Inmate in federal custody dies after incident involving pepper spray

An exterior view of the Metropolitan Detention Center on February 4, 2019 in the Brooklyn borough of New York.

(CNN)A 35-year-old black man in federal prison in New York City died after he became "disruptive" and guards used pepper spray, the Justice Department said.

Jamel Floyd, who had been at the Metropolitan Detention Center in Brooklyn since October 2019, was barricaded inside his cell and was "breaking the cell door window with a metal object," the department said in a press release.
"He became increasingly disruptive and potentially harmful to himself and others," the release said. "Pepper spray was deployed, and staff removed him from his cell."
Medical staff determined that Floyd was unresponsive and "instantly initiated life-saving measures," the department said.
    Floyd was transported to a local hospital and pronounced dead by hospital staff. The release states that there is no indication his death was related to Covid-19.

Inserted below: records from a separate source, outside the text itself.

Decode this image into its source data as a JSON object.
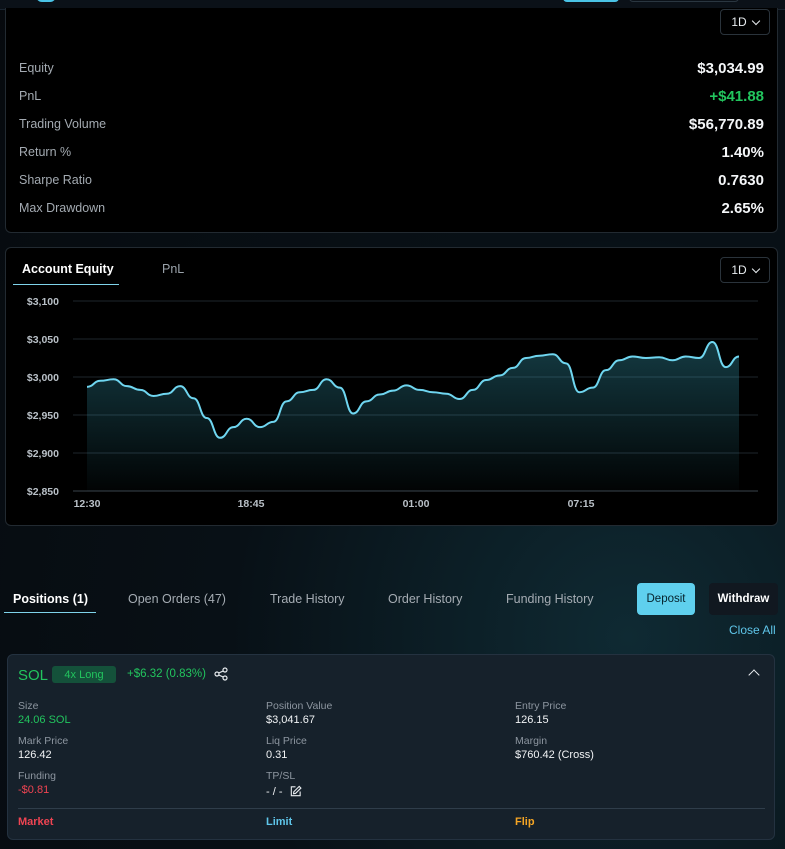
{
  "stats": {
    "timeframe": "1D",
    "rows": [
      {
        "label": "Equity",
        "value": "$3,034.99"
      },
      {
        "label": "PnL",
        "value": "+$41.88"
      },
      {
        "label": "Trading Volume",
        "value": "$56,770.89"
      },
      {
        "label": "Return %",
        "value": "1.40%"
      },
      {
        "label": "Sharpe Ratio",
        "value": "0.7630"
      },
      {
        "label": "Max Drawdown",
        "value": "2.65%"
      }
    ]
  },
  "chart_tabs": {
    "active": "Account Equity",
    "inactive": "PnL",
    "timeframe": "1D"
  },
  "chart_data": {
    "type": "area",
    "title": "",
    "xlabel": "",
    "ylabel": "",
    "x_ticks": [
      "12:30",
      "18:45",
      "01:00",
      "07:15"
    ],
    "y_ticks": [
      "$3,100",
      "$3,050",
      "$3,000",
      "$2,950",
      "$2,900",
      "$2,850"
    ],
    "ylim": [
      2850,
      3100
    ],
    "grid": true,
    "line_color": "#6fd6f0",
    "x": [
      "12:30",
      "13:00",
      "13:30",
      "14:00",
      "14:30",
      "15:00",
      "15:30",
      "16:00",
      "16:30",
      "17:00",
      "17:30",
      "18:00",
      "18:30",
      "19:00",
      "19:30",
      "20:00",
      "20:30",
      "21:00",
      "21:30",
      "22:00",
      "22:30",
      "23:00",
      "23:30",
      "00:00",
      "00:30",
      "01:00",
      "01:30",
      "02:00",
      "02:30",
      "03:00",
      "03:30",
      "04:00",
      "04:30",
      "05:00",
      "05:30",
      "06:00",
      "06:30",
      "07:00",
      "07:30",
      "08:00",
      "08:30",
      "09:00",
      "09:30",
      "10:00",
      "10:30",
      "11:00",
      "11:30",
      "12:00",
      "12:30",
      "13:00"
    ],
    "values": [
      2987,
      2995,
      2997,
      2988,
      2983,
      2975,
      2978,
      2988,
      2972,
      2946,
      2920,
      2934,
      2945,
      2934,
      2941,
      2968,
      2980,
      2983,
      2997,
      2986,
      2952,
      2968,
      2977,
      2982,
      2989,
      2983,
      2980,
      2978,
      2971,
      2983,
      2996,
      3002,
      3012,
      3025,
      3028,
      3030,
      3018,
      2980,
      2986,
      3009,
      3022,
      3027,
      3025,
      3026,
      3022,
      3027,
      3025,
      3046,
      3013,
      3027
    ]
  },
  "positions_tabs": [
    {
      "label": "Positions (1)"
    },
    {
      "label": "Open Orders (47)"
    },
    {
      "label": "Trade History"
    },
    {
      "label": "Order History"
    },
    {
      "label": "Funding History"
    }
  ],
  "buttons": {
    "deposit": "Deposit",
    "withdraw": "Withdraw",
    "close_all": "Close All"
  },
  "position": {
    "symbol": "SOL",
    "leverage": "4x Long",
    "pnl": "+$6.32 (0.83%)",
    "fields": {
      "size_label": "Size",
      "size_value": "24.06 SOL",
      "position_value_label": "Position Value",
      "position_value": "$3,041.67",
      "entry_price_label": "Entry Price",
      "entry_price": "126.15",
      "mark_price_label": "Mark Price",
      "mark_price": "126.42",
      "liq_price_label": "Liq Price",
      "liq_price": "0.31",
      "margin_label": "Margin",
      "margin": "$760.42 (Cross)",
      "funding_label": "Funding",
      "funding": "-$0.81",
      "tpsl_label": "TP/SL",
      "tpsl": "- / -"
    },
    "actions": {
      "market": "Market",
      "limit": "Limit",
      "flip": "Flip"
    }
  }
}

    Calls for independent investigation

    The matter is under investigation, and US Marshals and the FBI were notified, according to the release.
    Organizations like Release Aging People in Prison are calling for an independent investigation into the matter.
    RAPP Director Jose Saldana, who spent 38 years in federal and state prisons and has been pepper sprayed, said he wants someone other than the Bureau of Prisons to investigate what happened.
    "Pepper spray, under normal circumstances, when it's used the way it's supposed to be used, is not supposed to be fatal," Saldana told CNN. "But when it's used excessively, it might trigger a heart attack or something else that may lead to someone dying. They had to have done something in addition to just giving a regular dose of pepper spray."

    'Too often unsafe'

    Rep. Nydia Velazquez, whose district includes the facility where Floyd was housed, said on her verified Twitter account Wednesday night that her office is investigating the matter.
    "For years, I've been ringing the alarm about mistreatment of those detained at #MDCBrooklyn," she wrote. "Whether it is a loss of heat in the dead of winter, inadequate protections against the spread of Covid-19, or this most recent incident, it has become evident that this institution is too often unsafe."
    In February last year, a partial power failure left inmates at the detention center without heat for days. In March, the first known case of a federal inmate contracting coronavirus was reported there.
    Velazquez called on the prison to maintain all security footage of Floyd's unit for review. Velazquez said she plans to march to the prison Thursday evening to protest conditions there with local leaders.

    Medical examiner will release findings to the public

    New York City Chief Medical Examiner Dr. Barbara Sampson said her office is in the process of its investigation of Floyd's death.
    "We will complete a thorough, independent investigation firmly rooted in science," a statement from Sampson reads.
    If Floyd's family requests it, Sampson said she would permit a licensed pathologist to observe any autopsy performed, and that her office will release official findings to the public.
    Bureau of Prisons director Michael Carvajal said Thursday that the BOP immediately notified the FBI and the Office of Inspector General and was notified Thursday morning the Inspector General would take the case.
    "That's about all I can comment on because the matter is under investigation," Carvajal said.
      US Department of Justice Inspector General Michael Horowitz said Thursday that his office is investigating the circumstances of Floyd's death, in coordination with the FBI, "with which the DOJ OIG frequently works on incidents in BOP facilities," a statement from Horowitz said.
      "Consistent with DOJ OIG and Department of Justice policy, we will be unable to provide further information until the investigation is complete, at which time we will publicly disclose our findings to the greatest extent possible, consistent with applicable laws," Horowitz said.